Welcome to the world of the Perry Bible Fellowship, a Pandora’s box of belly laughs wrapped in a colourful hardback shell. Written and drawn by comic genius Nicholas Gurewitch it graces the pages of papers world-wide (you may know it from the Guardian).

PBF is this decade’s Far Side, with whimsical strips that more often then not have you choking with laughter while dealing with a faint sense of guilty unease. Black comedy at its finest.

Gurewitch’s handling of the strip form is a true evolution of the genre. Though the Pilsbury Doughboy-styled characters make frequent appearances, what makes this collection different is the varied styles he works in. From Quentin Blake style watercolours through Edward Gorey-esque pen and ink, Gurewitch shows a versatility of style that you wouldn’t necessarily expect in a newspaper strip.

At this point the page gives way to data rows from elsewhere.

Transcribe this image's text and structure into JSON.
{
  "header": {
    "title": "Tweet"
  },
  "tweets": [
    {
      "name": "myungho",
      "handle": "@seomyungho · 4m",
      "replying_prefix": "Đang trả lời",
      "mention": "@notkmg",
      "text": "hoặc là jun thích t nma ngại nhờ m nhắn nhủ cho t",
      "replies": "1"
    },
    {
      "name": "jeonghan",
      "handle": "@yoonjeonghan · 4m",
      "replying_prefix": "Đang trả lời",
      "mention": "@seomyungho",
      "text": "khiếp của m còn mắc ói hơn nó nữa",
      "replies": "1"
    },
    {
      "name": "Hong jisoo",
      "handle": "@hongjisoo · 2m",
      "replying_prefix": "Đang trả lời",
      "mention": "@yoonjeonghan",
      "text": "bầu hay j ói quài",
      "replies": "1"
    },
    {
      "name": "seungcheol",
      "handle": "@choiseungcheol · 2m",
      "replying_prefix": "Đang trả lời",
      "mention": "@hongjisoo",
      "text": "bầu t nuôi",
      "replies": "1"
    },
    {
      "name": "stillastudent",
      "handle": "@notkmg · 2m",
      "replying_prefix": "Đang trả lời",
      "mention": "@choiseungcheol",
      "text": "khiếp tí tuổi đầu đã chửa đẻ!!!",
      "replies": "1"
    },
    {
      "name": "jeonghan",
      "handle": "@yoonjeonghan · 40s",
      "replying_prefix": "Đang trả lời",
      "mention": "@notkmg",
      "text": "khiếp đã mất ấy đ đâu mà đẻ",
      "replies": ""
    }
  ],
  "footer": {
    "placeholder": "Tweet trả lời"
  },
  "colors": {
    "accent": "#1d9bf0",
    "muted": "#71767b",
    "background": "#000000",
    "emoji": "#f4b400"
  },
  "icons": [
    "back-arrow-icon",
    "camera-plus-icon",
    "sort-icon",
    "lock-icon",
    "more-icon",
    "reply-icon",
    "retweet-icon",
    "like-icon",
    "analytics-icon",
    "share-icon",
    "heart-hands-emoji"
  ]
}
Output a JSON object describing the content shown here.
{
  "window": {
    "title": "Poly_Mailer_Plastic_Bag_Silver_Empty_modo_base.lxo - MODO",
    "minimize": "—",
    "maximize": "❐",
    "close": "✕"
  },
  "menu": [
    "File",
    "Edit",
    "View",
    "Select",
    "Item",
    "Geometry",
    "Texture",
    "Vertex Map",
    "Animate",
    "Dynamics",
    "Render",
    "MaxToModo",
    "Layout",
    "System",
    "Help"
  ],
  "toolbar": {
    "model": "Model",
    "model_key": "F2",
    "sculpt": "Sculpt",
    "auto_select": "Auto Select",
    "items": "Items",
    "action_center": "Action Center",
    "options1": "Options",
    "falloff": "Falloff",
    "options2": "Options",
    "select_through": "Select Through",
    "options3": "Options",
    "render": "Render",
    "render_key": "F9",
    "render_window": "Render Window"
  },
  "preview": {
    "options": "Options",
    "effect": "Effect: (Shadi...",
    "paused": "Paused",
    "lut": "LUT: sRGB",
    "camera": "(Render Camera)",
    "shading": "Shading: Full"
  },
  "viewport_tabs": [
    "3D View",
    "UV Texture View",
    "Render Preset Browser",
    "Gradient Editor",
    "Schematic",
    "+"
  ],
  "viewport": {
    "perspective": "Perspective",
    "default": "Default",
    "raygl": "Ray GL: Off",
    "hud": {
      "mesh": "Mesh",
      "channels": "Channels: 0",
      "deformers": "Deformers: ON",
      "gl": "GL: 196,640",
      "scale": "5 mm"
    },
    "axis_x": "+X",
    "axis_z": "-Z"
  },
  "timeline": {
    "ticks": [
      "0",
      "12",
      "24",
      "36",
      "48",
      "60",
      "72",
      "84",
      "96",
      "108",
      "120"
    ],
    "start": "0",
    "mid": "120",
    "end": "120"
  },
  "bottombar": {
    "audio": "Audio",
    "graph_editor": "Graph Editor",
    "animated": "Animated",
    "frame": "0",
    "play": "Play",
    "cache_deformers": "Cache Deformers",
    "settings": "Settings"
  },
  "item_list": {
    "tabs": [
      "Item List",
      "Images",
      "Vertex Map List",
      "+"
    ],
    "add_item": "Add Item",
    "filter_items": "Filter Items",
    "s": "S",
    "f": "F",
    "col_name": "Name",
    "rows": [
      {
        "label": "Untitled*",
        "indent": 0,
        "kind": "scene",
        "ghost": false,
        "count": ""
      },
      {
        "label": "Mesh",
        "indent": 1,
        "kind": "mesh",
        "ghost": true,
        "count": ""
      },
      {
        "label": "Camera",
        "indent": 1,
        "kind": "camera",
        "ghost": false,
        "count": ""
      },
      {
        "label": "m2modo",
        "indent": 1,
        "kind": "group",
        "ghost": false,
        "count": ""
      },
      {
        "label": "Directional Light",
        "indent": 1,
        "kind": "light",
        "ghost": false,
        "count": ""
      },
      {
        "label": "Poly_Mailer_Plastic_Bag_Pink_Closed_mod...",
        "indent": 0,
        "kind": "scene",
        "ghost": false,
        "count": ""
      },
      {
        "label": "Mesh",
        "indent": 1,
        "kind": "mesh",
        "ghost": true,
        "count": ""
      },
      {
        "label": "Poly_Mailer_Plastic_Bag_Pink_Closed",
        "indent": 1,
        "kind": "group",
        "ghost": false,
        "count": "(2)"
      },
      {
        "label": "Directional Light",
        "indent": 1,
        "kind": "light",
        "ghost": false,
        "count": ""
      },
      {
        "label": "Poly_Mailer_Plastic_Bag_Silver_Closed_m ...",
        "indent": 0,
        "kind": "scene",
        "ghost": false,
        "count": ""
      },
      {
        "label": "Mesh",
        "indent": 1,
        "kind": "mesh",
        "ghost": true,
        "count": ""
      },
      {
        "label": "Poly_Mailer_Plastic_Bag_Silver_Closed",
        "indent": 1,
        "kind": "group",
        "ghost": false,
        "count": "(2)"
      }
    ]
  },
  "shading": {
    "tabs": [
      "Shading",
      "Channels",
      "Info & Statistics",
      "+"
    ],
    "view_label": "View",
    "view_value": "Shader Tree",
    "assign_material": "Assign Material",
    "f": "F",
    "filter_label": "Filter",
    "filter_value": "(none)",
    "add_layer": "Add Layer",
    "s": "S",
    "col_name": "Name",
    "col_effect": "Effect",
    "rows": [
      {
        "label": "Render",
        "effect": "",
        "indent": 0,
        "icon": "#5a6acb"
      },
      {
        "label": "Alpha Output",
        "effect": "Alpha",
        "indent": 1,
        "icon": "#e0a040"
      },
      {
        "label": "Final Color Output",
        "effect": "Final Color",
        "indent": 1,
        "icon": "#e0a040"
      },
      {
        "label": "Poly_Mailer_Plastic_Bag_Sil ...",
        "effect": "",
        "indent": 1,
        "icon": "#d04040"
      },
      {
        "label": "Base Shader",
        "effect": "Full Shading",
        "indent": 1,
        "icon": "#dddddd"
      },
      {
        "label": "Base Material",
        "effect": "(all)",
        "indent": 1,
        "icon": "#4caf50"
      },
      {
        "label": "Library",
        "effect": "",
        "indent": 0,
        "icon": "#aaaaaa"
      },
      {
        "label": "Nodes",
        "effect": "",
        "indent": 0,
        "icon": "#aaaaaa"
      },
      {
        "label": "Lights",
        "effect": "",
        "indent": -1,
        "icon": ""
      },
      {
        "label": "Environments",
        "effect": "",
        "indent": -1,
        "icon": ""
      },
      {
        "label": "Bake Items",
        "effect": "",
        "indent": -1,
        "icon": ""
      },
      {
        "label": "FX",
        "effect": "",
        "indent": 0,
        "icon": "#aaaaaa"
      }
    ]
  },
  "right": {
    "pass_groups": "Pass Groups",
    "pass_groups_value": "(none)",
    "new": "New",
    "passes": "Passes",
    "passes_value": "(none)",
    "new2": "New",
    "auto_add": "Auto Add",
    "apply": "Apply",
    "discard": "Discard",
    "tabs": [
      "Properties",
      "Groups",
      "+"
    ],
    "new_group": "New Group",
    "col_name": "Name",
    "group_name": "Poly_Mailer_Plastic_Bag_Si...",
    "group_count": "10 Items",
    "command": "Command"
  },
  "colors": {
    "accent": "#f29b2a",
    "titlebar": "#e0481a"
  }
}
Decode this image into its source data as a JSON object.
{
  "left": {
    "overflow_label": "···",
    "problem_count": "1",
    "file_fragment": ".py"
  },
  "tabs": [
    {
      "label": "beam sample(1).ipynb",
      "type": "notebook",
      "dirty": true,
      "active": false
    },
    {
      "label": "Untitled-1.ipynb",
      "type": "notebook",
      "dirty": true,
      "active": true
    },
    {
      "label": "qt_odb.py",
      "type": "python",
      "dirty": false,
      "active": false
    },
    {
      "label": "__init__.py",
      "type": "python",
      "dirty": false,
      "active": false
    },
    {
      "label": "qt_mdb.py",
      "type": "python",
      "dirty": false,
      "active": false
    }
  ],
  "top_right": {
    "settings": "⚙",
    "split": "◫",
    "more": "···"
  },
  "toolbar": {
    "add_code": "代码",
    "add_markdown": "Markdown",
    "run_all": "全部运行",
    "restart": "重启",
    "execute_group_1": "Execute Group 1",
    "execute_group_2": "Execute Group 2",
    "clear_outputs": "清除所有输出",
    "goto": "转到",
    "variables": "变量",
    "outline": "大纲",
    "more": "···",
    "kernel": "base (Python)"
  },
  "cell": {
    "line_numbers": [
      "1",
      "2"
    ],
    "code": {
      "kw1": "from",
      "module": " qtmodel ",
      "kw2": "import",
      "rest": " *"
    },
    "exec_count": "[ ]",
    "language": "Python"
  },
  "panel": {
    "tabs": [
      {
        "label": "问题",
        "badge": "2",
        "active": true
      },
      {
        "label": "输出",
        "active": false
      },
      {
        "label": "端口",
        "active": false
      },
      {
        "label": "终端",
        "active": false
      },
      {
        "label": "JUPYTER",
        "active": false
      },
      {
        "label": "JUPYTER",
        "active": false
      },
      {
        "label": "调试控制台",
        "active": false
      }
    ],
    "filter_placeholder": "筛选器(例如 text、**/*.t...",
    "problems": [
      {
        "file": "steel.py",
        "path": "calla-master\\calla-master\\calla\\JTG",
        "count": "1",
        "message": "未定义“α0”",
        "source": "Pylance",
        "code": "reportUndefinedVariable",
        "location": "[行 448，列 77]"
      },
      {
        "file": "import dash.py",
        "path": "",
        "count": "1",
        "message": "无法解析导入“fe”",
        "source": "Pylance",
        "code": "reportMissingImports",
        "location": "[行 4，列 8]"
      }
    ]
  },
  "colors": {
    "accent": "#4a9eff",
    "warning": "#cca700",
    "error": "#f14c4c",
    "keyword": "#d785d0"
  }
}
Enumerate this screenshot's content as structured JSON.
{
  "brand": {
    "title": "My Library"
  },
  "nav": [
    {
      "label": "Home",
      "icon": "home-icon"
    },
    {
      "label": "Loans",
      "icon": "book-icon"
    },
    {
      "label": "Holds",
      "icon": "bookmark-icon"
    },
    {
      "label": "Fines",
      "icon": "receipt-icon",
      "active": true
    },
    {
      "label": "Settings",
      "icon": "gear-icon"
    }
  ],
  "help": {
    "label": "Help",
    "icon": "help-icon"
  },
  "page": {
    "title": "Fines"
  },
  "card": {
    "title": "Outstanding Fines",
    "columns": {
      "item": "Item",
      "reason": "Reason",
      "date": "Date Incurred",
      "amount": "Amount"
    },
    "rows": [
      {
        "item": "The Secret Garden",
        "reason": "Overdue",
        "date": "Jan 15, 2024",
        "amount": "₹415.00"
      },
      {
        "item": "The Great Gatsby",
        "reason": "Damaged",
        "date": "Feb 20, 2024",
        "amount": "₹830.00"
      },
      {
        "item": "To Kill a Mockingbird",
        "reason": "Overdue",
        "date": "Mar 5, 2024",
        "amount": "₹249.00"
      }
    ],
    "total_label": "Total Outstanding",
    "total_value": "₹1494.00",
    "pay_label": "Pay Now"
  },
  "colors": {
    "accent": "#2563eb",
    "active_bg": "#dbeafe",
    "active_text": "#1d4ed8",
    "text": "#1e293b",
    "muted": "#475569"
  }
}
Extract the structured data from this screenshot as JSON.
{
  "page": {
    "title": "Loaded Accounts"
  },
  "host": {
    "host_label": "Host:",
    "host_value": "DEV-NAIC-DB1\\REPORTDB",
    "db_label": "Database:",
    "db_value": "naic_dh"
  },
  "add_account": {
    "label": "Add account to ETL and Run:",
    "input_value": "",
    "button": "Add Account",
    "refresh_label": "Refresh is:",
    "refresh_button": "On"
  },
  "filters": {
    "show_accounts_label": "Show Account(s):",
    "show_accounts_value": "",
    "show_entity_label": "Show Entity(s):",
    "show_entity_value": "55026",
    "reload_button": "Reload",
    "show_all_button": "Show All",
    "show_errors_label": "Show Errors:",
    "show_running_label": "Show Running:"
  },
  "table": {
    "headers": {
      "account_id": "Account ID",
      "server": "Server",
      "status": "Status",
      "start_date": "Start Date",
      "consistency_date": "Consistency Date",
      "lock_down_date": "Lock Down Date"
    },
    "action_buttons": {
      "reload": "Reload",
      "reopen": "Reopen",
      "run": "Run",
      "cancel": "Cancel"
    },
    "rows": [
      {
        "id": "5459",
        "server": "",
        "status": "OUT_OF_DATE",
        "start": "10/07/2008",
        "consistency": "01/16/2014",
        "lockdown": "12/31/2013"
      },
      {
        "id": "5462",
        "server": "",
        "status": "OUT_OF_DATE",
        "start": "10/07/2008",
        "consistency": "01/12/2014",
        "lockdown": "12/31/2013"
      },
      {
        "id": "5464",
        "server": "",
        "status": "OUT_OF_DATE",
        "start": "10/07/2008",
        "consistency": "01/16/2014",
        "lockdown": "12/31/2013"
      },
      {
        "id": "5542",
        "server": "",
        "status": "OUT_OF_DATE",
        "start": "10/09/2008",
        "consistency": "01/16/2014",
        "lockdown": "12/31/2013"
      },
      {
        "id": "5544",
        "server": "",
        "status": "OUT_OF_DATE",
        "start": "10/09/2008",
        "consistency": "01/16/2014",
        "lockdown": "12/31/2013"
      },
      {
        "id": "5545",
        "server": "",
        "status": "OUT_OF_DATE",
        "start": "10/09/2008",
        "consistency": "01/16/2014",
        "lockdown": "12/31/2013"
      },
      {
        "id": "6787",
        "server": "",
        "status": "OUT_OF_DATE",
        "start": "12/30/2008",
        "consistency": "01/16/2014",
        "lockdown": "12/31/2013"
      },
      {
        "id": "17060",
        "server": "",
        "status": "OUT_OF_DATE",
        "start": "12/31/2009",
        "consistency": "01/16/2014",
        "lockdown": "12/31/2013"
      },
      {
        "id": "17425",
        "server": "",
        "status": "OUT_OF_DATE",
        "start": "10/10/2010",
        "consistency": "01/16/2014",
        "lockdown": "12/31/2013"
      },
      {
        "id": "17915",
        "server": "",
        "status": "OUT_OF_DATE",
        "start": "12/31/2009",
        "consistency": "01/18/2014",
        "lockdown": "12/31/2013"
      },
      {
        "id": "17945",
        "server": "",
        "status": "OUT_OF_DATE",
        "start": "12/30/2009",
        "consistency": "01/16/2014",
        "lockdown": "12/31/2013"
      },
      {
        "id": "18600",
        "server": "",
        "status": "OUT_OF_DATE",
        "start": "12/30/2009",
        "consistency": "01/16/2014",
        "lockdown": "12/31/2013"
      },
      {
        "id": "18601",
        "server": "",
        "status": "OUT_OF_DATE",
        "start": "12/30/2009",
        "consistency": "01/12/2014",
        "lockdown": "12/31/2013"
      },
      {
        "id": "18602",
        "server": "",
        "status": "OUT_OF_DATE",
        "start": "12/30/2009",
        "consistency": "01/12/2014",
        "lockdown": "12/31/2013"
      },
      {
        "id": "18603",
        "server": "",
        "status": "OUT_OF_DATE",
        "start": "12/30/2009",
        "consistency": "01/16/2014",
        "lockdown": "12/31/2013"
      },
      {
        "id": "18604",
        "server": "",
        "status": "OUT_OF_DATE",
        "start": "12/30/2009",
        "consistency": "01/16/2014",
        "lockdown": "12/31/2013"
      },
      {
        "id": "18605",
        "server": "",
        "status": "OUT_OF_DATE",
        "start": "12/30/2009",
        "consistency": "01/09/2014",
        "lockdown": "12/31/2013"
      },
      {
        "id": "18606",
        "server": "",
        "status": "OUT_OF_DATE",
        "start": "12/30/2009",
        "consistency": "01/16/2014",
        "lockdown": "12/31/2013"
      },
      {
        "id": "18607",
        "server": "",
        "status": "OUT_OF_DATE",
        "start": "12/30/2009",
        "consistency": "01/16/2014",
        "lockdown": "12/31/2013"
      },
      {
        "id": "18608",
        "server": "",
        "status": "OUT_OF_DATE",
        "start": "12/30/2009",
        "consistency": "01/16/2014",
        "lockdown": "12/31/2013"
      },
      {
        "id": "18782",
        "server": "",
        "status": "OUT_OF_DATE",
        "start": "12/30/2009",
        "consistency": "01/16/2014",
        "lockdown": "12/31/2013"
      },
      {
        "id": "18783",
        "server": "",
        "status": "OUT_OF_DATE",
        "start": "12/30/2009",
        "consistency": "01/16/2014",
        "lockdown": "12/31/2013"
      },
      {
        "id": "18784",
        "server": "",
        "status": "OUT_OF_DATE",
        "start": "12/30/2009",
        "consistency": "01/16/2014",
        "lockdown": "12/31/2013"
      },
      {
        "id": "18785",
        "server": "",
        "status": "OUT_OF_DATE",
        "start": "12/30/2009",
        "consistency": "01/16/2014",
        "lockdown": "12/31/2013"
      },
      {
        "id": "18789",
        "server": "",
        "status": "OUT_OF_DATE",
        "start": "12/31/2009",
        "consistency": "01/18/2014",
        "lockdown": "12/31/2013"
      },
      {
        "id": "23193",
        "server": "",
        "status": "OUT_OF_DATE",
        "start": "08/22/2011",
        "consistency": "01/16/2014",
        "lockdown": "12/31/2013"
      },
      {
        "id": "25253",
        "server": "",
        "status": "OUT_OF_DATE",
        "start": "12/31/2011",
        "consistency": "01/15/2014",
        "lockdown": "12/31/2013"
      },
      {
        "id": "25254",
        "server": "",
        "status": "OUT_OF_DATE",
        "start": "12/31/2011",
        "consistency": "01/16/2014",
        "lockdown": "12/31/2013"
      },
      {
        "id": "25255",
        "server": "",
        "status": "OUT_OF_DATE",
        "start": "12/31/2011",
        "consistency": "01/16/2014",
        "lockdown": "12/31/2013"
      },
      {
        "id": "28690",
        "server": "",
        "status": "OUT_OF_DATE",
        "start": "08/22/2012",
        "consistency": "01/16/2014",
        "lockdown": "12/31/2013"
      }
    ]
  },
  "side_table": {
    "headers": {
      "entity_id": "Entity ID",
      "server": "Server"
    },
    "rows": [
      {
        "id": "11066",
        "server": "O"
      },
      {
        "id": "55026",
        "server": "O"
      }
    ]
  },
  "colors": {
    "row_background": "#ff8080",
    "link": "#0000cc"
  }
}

The Trial of Colonel Sweeto is smart, hilarious and gorgeous; a perfect birthday gift for anyone from their teens and up. It’s a book you’re bound to revisit constantly, still finding fresh laughs in comics you’ve read hundreds of times before. Reasonably priced, the collection features never before published strips. Be warned though: if you buy this as a gift, you may have to go back and get a copy for yourself.

Take a look at Gurewitch’s latest offerings at The PBF’s official website.

Recommended by Matt